Further testing ordered for WSU-developed winter wheat variety
By MATTHEW WEAVER
Washington State University officials have concluded that the question of quality regarding one of its wheat varieties is best left to individual producers.
Representatives of the university sent soft white winter wheat variety Xerpha back for further testing after the Washington Grain Commission received questions from growers about its quality.
Fifteen samples of Xerpha were tested for milling and baking characteristics and compared against several years of the 10 other wheat varieties that are predominant in the market. Those varieties represent 80 percent of the crop, said Doug Engle, USDA Agricultural Research Service food technologist.
Craig Morris, director for the research service, said Xerpha would typically draw grades of Cs and Ds, never rising above average and occasionally appearing in the bottom 10 percent. The results were consistent with previous impressions and analyses of the variety, Morris said.
But there's a good chance Xerpha could meet the needs of a baker using 100 percent of its flour from the variety, depending on what the baker is trying to make, Morris said.

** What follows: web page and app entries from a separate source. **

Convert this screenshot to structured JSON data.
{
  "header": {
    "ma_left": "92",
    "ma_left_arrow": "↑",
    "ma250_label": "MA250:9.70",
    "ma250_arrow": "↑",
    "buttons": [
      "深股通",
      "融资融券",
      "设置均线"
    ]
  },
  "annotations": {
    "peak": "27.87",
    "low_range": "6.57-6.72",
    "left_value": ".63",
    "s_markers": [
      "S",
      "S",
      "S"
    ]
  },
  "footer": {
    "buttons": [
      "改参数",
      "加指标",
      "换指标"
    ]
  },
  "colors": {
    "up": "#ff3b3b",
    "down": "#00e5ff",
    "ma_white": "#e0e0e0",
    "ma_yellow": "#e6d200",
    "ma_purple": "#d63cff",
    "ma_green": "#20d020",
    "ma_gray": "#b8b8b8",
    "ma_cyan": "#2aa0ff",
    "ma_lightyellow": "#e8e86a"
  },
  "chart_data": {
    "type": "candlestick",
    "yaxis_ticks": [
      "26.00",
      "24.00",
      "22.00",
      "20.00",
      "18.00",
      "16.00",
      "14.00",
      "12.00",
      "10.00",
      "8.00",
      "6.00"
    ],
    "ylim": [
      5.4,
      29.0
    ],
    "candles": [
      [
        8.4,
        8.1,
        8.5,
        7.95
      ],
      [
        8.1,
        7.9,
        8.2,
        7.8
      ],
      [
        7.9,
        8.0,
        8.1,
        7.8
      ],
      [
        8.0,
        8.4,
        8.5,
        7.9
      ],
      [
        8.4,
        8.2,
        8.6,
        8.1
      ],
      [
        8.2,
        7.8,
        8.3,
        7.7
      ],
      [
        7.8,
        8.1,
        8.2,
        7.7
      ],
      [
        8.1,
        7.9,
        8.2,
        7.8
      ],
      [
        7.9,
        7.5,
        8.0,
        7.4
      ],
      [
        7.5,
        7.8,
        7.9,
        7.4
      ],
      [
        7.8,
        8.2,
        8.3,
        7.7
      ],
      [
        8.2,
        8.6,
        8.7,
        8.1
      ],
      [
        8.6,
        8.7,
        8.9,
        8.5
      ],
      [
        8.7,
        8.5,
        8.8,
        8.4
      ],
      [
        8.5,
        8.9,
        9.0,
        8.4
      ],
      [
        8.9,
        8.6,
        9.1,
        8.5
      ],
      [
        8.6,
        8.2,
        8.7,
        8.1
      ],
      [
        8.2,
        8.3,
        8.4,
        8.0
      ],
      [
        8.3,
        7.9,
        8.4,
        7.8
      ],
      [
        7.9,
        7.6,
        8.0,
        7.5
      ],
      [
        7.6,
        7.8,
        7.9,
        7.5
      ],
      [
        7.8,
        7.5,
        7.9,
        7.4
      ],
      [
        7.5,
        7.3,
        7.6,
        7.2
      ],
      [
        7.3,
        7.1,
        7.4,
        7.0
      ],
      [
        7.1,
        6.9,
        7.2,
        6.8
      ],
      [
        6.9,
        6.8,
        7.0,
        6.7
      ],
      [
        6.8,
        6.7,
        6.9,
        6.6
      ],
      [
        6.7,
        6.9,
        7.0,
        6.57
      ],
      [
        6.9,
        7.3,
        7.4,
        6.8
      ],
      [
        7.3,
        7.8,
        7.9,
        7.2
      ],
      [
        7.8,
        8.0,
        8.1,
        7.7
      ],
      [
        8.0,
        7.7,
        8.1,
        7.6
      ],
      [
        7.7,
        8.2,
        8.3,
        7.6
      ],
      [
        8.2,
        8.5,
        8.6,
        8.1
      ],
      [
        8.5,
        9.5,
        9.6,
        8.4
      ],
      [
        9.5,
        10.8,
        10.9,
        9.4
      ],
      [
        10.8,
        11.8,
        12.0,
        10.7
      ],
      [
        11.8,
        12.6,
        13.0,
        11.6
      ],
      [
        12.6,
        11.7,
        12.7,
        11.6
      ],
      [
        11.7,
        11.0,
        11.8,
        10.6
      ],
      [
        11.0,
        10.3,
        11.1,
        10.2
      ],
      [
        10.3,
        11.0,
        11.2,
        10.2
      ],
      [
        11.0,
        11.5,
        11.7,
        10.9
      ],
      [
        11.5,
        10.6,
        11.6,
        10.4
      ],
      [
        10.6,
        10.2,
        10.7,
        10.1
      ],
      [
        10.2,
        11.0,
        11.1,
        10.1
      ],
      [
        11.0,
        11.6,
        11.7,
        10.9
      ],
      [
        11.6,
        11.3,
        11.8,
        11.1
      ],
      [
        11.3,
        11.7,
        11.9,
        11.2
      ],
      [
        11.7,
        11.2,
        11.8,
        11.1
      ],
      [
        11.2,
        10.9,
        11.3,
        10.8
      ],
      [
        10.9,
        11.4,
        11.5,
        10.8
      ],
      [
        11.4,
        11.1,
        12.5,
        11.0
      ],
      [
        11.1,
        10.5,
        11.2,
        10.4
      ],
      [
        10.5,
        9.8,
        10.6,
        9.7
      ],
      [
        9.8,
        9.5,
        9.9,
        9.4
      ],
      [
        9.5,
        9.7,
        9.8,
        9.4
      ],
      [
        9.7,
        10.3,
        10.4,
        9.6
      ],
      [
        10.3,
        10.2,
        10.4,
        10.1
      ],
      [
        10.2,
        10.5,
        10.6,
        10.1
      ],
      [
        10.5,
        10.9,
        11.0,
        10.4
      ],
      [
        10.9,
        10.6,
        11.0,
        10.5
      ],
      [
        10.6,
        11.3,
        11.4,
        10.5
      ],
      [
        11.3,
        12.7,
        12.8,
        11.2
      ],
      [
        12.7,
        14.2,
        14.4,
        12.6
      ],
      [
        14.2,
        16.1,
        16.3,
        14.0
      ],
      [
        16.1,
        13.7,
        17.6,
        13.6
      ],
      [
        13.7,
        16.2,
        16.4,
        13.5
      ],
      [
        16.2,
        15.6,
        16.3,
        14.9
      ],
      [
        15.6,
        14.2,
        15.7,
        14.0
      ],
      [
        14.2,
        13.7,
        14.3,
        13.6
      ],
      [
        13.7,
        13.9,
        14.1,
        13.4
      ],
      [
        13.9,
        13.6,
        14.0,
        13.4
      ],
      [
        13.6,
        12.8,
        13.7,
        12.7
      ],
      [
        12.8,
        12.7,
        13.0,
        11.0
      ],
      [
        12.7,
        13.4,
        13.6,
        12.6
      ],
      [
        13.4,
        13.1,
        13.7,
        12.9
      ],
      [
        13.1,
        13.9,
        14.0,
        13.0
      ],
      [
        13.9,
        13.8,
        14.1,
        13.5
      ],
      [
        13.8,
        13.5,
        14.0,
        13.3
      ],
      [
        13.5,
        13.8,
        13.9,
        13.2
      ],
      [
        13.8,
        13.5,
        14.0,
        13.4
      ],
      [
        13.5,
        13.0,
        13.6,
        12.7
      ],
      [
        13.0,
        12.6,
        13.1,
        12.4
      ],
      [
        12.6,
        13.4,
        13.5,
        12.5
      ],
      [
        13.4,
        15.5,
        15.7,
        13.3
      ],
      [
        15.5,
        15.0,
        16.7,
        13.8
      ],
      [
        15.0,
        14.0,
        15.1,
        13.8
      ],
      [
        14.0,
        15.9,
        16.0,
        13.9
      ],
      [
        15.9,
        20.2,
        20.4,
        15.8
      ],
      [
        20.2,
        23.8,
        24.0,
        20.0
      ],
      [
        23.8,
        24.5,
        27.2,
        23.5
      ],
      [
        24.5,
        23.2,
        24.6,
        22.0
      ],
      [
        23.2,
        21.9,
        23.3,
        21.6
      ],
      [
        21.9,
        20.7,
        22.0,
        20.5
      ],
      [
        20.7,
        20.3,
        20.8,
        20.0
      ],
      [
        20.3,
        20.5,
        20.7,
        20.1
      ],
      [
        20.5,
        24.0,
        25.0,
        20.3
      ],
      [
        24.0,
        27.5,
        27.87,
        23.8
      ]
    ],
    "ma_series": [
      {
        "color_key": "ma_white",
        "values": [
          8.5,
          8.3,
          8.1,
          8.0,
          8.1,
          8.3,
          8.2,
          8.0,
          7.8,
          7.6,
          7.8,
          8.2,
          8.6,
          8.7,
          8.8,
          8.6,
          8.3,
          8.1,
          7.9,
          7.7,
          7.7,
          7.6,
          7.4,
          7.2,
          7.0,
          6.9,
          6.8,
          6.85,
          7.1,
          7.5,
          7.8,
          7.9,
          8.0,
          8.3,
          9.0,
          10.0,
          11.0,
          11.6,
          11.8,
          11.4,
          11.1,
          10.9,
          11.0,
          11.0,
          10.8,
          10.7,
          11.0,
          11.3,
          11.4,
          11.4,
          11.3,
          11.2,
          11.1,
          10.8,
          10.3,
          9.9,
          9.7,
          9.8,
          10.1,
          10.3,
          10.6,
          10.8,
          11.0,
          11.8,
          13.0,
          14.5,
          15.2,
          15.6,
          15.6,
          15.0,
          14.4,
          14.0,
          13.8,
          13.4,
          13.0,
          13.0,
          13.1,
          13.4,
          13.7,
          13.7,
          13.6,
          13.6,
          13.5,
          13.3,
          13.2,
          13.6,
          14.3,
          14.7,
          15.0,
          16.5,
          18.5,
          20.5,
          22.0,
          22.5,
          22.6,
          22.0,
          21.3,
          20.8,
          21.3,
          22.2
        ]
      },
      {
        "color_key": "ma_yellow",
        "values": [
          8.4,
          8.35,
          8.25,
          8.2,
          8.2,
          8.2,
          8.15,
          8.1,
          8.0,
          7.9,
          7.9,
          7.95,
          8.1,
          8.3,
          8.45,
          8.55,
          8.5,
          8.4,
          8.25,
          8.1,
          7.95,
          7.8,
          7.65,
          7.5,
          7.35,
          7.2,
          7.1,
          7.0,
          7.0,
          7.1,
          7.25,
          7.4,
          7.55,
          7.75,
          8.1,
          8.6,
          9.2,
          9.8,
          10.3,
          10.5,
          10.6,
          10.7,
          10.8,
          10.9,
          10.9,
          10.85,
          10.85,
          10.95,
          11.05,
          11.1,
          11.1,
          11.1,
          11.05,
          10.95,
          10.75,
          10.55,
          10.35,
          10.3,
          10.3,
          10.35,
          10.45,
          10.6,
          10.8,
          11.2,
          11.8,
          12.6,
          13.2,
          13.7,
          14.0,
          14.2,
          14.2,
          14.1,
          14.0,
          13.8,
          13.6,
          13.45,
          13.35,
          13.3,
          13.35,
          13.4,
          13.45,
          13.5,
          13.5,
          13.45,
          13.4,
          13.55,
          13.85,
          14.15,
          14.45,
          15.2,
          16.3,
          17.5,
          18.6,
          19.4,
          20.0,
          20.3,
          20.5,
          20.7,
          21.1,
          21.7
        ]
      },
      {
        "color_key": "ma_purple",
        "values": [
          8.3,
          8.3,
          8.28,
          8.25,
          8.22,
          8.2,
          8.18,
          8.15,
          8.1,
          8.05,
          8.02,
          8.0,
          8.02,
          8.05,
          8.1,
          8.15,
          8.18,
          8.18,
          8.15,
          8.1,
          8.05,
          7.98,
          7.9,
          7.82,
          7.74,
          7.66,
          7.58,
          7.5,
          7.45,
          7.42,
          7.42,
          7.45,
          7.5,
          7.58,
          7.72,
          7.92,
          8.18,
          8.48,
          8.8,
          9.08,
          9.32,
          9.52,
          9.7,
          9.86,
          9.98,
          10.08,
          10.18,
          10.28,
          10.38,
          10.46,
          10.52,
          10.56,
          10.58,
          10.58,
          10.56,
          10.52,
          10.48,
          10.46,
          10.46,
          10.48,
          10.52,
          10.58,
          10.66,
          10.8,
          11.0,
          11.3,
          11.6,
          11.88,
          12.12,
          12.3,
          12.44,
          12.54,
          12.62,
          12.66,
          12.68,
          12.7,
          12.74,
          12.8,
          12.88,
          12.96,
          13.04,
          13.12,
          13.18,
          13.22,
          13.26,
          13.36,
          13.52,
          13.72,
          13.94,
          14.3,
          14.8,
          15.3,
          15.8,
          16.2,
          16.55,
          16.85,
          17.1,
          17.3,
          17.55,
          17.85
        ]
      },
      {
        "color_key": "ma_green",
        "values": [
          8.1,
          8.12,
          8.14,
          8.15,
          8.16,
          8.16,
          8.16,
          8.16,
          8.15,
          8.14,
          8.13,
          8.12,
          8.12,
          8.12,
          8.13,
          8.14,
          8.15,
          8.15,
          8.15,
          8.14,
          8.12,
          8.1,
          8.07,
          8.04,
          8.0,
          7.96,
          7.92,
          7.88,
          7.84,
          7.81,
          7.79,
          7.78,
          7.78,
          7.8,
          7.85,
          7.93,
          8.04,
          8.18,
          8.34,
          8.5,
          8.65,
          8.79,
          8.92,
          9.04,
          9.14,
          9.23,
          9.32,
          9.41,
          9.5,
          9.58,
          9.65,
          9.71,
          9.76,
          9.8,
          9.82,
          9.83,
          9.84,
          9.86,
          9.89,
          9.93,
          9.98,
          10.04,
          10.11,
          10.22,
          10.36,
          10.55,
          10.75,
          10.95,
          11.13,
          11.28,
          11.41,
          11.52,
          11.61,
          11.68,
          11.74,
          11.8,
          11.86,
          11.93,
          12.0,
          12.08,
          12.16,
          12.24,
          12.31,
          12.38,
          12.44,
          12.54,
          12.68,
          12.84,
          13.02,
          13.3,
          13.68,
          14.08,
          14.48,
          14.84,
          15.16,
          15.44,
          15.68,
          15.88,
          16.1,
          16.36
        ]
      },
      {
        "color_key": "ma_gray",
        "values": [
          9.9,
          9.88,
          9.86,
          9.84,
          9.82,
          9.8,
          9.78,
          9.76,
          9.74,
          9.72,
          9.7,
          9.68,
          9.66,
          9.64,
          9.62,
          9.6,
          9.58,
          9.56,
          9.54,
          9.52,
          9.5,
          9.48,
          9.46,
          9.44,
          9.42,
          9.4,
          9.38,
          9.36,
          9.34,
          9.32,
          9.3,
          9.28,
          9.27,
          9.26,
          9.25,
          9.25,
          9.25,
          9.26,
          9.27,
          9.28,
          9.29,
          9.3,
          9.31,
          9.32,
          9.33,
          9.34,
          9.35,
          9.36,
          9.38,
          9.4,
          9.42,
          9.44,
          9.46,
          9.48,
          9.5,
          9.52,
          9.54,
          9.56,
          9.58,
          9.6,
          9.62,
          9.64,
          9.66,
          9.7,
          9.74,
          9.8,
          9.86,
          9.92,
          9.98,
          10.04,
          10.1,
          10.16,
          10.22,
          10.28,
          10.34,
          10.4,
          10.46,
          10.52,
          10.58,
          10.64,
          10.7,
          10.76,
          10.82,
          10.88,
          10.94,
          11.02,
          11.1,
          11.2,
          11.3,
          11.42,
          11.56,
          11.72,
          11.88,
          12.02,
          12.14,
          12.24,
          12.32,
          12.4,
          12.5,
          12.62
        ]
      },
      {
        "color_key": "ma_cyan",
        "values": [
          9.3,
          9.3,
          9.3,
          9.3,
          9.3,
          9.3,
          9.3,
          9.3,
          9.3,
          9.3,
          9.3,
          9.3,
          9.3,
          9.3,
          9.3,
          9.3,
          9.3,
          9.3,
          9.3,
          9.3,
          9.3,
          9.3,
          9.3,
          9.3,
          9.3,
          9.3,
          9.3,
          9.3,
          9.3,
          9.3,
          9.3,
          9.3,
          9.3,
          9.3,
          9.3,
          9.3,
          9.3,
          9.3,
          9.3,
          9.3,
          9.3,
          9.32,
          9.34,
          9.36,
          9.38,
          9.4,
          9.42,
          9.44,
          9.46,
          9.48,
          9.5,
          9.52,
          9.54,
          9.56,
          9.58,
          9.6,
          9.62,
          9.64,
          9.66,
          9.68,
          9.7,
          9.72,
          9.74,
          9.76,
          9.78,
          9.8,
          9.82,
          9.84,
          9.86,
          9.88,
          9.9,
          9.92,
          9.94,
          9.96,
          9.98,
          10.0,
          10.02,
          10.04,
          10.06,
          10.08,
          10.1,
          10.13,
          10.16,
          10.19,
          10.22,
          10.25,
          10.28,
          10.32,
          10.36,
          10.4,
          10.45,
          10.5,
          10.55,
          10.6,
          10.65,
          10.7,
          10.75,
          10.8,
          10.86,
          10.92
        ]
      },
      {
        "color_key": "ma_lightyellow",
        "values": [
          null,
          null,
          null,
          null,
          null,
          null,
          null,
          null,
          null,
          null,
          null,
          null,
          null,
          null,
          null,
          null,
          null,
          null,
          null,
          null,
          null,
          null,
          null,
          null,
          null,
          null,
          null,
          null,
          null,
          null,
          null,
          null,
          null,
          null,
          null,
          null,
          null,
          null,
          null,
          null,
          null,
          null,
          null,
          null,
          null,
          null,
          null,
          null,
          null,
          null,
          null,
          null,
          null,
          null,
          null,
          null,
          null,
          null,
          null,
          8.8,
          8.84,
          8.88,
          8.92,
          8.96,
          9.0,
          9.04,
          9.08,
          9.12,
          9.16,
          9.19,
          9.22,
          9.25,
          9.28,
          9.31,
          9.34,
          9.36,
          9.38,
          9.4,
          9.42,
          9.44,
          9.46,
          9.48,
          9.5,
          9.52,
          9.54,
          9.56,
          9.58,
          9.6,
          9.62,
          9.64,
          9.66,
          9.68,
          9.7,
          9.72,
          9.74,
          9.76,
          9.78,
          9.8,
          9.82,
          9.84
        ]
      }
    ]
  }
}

If a ship were loaded with 100 percent Xerpha wheat and sent to one of the U.S. wheat industry's customers, he said, the ship would be construed as below crop-average quality.
But Xerpha was compared against a list of wheat varieties that also aren't necessarily high in quality, he said.
The best-quality wheat varieties aren't always the most grown, Engle said.
A 50 percent blend of Xerpha with another variety may possibly create acceptable flour for overseas customers, Morris said, depending on where the end-user is located.
"I don't believe it's in my purview to tell a grower he can or cannot grow any variety that has been released and is out there available for seed that yields well and does well on his or her farm," he said.
WSU winter wheat breeder Arron Carter said Xerpha may see better quality depending on the year and the environment. "Sometimes, if it's grown in a certain region and you get a little more stress, a little more drought, its quality could suffer a little bit," he said.
That scenario holds true for most wheat varieties, Carter said, and isn't limited to Xerpha.
As data come back, Carter intends to examine how Xerpha compared in different locations, under irrigation compared with high-rainfall and low-rainfall zones.
The Western Wheat Quality Lab would want wheat varieties that perform well under all environments, Morris said.
"We absolutely do not want to get into a situation where we're developing varieties that only perform in some small, niche, selected location," he said.
Xerpha will be in the U.S. Wheat Associates overseas varietal analysis trial and tested for its overall capability. Carter said he also expects feedback from the Wheat Quality Council.
Rich Koenig, chairman of WSU's department of crop and soil sciences, said Carter has placed an emphasis on quality since his arrival in July to avoid a similar situation occurring with future varieties.
When a variety comes up for proposed release, if questions about its quality arise, Koenig said, the cereal variety release committee would defer until those concerns are addressed.